Data records for software interfaces:
──────────────────────────────

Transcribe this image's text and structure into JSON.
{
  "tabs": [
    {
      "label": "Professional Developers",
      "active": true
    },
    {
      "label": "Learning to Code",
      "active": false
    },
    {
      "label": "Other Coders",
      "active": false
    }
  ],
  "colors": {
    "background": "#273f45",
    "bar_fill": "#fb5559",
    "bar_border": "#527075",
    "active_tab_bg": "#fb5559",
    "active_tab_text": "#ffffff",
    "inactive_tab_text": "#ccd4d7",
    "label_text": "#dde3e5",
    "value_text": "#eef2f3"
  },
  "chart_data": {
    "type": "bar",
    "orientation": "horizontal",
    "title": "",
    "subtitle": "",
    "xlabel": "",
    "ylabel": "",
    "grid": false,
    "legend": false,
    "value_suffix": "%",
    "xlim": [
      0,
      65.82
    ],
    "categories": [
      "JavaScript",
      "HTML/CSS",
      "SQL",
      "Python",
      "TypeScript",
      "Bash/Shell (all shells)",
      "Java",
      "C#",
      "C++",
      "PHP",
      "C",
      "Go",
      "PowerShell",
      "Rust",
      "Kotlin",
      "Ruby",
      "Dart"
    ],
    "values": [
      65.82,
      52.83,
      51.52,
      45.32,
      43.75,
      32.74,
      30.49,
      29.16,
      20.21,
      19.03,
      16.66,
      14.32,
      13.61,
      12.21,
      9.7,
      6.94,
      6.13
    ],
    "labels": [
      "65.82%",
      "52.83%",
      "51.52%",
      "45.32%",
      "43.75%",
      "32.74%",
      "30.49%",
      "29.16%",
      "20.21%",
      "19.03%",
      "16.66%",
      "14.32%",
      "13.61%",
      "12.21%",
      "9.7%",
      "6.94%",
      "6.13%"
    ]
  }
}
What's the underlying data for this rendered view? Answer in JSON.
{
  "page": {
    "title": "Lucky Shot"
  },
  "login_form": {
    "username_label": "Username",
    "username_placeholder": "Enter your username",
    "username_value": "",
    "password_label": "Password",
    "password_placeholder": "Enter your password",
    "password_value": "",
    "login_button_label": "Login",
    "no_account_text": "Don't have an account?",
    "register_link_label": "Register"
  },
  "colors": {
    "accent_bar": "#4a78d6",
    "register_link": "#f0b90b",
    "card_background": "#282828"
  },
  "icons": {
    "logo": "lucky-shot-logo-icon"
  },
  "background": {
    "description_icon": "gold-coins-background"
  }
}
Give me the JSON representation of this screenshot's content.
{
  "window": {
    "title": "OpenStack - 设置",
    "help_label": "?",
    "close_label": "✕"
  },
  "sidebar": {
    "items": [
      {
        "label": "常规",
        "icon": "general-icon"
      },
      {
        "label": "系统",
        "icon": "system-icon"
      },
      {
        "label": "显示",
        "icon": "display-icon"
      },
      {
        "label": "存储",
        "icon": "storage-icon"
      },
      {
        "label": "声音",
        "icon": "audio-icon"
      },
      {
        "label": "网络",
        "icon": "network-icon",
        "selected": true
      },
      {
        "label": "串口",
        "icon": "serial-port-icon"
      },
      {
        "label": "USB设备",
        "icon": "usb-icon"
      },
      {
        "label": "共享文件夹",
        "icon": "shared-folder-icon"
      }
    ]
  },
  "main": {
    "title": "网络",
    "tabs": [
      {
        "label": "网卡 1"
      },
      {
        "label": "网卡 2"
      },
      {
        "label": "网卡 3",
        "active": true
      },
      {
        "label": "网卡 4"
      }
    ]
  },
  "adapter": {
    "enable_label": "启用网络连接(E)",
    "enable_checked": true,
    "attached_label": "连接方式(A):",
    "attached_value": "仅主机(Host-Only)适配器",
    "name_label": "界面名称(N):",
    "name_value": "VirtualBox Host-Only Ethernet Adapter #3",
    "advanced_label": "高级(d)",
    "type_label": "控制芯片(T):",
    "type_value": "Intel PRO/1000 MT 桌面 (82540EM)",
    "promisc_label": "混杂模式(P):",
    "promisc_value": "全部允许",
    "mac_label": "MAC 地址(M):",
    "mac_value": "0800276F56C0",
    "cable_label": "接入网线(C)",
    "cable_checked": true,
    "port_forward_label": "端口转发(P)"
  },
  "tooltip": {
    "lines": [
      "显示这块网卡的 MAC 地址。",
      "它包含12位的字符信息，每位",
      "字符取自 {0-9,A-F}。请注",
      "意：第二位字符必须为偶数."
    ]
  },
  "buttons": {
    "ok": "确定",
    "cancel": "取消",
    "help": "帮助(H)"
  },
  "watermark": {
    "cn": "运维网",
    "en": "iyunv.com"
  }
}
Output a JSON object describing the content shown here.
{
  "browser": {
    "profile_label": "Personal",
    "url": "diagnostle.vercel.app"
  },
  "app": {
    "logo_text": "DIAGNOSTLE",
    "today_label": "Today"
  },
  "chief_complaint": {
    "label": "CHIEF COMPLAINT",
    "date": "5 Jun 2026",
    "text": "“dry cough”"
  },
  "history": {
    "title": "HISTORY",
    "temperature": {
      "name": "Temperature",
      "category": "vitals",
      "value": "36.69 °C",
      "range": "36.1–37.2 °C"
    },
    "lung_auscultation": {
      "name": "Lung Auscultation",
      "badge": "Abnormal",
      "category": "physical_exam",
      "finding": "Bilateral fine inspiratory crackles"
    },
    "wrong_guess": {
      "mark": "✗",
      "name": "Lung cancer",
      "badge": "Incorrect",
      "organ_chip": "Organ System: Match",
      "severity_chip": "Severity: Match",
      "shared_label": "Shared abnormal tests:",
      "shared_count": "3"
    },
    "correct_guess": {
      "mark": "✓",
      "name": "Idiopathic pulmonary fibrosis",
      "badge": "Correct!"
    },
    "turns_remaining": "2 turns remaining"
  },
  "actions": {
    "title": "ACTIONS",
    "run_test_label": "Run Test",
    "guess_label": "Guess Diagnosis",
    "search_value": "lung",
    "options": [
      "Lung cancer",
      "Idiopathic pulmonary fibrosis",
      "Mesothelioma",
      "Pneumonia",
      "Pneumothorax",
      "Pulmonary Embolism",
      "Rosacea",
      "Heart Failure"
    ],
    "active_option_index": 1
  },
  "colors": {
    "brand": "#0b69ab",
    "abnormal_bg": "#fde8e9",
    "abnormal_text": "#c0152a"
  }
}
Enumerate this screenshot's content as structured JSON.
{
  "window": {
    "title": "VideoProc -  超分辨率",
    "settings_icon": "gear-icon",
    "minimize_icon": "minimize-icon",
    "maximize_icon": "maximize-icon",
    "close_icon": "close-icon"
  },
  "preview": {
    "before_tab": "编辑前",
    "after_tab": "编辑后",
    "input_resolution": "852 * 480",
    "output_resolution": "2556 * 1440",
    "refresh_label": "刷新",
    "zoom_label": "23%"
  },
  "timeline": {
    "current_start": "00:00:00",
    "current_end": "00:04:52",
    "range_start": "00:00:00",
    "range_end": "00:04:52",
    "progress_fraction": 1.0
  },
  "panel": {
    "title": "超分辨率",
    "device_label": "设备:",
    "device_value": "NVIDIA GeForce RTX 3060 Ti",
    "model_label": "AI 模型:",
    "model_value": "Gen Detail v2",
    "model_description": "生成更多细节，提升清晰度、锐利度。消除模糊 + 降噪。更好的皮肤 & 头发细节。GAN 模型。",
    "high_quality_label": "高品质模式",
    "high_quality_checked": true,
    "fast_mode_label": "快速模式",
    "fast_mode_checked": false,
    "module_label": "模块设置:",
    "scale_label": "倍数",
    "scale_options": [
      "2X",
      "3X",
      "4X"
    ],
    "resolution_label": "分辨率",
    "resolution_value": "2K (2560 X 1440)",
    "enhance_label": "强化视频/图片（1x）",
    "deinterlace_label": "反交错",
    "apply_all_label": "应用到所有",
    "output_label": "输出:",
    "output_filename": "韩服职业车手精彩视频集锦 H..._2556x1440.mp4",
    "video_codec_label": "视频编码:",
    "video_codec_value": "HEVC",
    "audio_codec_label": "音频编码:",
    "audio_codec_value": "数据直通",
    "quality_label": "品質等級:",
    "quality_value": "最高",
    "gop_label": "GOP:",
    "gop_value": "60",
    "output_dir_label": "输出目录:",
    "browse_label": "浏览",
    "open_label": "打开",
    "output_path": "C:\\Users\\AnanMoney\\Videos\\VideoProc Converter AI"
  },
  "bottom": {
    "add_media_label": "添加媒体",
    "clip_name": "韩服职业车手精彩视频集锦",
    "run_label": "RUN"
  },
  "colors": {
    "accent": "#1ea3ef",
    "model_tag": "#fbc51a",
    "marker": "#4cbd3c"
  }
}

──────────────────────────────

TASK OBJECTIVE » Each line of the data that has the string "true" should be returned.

SOLUTION TO THE PROBLEM »
      "active": true
        "selected": true
        "active": true
    "enable_checked": true,
    "cable_checked": true,
    "high_quality_checked": true,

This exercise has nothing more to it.